URA, MTN Shs136 billion tax row moves to arbiter

Mergers, Acquisitions and Financial Results

A tax row between Uganda Revenue Authority (URA) and telecoms company MTN has been scheduled for arbitration starting February 15 after failed attempts to resolve the matter in the boardroom and court.

The two entities are locked in a contest over Shs136 billion that according to URA, was incurred as a tax liability by the telecom company between 2003 and 2007. However, MTN Uganda insists the tax liability is unfounded and had earlier sought court intervention to block the claim.

According to court documents, the dispute started when URA in 2009 suspected MTN of defaulting on its obligations related to management fees, a tax normally charged on income of expatriates, which the telecom employed between 2003 and 2007.

URA also contends that over the same period, the telecom, despite massively building its brand in Uganda, did not pay what is due in terms of taxes in that regard, yet it earned income off the brand.

Coupled with the failure to remit PAYE on bonuses advanced between the periods, URA wrote a letter in December 22, 2011, to MTN to assess the tax liability of the telecom estimated in excess of Shs136 billion.

“On December 22, 2011, URA issued a letter that found MTN to have tax liability in respect of management fees, brand, PAYE on bonus and penal tax of Shs136 billion,” a court document, seen by this newspaper reads in part.

The same document says the telecom is adamant to pay the Shs136 billion because URA’s demand is outside the law.
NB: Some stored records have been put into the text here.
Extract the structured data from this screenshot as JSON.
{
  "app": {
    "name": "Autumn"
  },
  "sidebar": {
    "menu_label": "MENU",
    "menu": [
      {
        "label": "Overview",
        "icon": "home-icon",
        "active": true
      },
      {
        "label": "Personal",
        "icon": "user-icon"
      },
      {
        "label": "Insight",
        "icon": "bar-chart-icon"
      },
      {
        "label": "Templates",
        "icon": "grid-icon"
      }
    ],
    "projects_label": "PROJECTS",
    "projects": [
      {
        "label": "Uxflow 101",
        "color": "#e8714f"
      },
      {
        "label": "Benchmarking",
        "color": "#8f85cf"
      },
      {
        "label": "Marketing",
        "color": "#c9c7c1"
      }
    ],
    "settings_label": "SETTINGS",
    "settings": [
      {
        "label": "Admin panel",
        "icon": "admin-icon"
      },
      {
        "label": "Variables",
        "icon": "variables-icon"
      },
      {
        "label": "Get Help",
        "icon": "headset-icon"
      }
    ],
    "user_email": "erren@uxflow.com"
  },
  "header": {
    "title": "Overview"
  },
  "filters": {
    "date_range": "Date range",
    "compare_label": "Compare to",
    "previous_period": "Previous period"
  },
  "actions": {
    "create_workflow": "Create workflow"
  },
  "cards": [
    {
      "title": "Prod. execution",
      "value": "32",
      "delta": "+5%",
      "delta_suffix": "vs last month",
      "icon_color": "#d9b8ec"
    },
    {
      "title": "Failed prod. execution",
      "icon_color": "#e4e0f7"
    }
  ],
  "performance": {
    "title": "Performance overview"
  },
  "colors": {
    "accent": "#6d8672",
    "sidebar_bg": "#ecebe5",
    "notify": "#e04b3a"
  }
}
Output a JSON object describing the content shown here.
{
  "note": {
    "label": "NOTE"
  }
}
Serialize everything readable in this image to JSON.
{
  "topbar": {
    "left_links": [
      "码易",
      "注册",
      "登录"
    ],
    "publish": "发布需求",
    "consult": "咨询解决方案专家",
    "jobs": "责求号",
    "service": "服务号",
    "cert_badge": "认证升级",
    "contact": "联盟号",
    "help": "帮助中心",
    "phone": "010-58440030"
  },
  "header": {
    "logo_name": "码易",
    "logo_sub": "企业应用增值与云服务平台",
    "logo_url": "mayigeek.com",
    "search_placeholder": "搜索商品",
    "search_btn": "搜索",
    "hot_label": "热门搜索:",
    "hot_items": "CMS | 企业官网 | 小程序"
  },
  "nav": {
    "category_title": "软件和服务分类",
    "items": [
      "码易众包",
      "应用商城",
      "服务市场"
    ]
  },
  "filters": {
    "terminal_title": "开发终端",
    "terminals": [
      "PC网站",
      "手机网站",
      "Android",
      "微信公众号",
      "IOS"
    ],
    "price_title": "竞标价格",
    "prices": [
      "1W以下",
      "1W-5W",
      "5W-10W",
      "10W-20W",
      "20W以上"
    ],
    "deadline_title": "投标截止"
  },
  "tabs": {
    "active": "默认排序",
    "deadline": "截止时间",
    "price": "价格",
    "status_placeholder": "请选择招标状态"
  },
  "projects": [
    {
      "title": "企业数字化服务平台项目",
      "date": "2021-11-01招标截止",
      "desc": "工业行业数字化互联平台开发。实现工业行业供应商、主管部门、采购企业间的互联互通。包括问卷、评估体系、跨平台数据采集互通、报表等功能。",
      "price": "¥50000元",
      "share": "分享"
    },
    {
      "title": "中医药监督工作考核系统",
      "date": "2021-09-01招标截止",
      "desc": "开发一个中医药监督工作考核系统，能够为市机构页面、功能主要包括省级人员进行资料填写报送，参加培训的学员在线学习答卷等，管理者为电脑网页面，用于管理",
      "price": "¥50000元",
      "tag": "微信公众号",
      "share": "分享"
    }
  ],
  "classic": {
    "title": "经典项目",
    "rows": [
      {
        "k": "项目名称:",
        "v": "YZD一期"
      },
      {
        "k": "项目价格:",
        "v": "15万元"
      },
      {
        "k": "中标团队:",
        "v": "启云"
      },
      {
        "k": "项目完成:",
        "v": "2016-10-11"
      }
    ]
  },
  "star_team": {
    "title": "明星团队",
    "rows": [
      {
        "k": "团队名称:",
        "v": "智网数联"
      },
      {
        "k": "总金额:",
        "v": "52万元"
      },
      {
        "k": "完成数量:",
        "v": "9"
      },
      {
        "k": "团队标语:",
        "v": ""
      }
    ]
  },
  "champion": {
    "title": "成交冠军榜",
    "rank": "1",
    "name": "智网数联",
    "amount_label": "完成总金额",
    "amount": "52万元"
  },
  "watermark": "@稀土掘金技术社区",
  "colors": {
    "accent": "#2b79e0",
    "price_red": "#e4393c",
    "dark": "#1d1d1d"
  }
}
MTN further claims that URA’s intention is driven by the desire to collect more revenue and not by rational decision of equity.

URA claims
On the other hand URA argues the Shs136 billion tax liability, it claims MTN incurred between 2003 and 2007, was accrued on incomes sourced and earned in Uganda, therefore subject to taxation. Tax analysts Daily Monitor spoke to on the matter, said incomes sourced and earned within the country are normally subjected to taxation, unless there is a prior arrangement, or provision within the law that bars it application.

When contacted early this week, Mr ThembaKhumalo, the MTN Uganda chief executive officer, said: “This is not something new. We are aware about it.” Also, a statement it issued later on did not elaborate much except stating: “This matter is currently in court and owing to the sub-judice rules we are not at liberty to comment at this time.”

URA spokesperson Sarah BirungiBanage could not also comment on the matter, saying it is not the agency’s practice to discuss tax matters in public.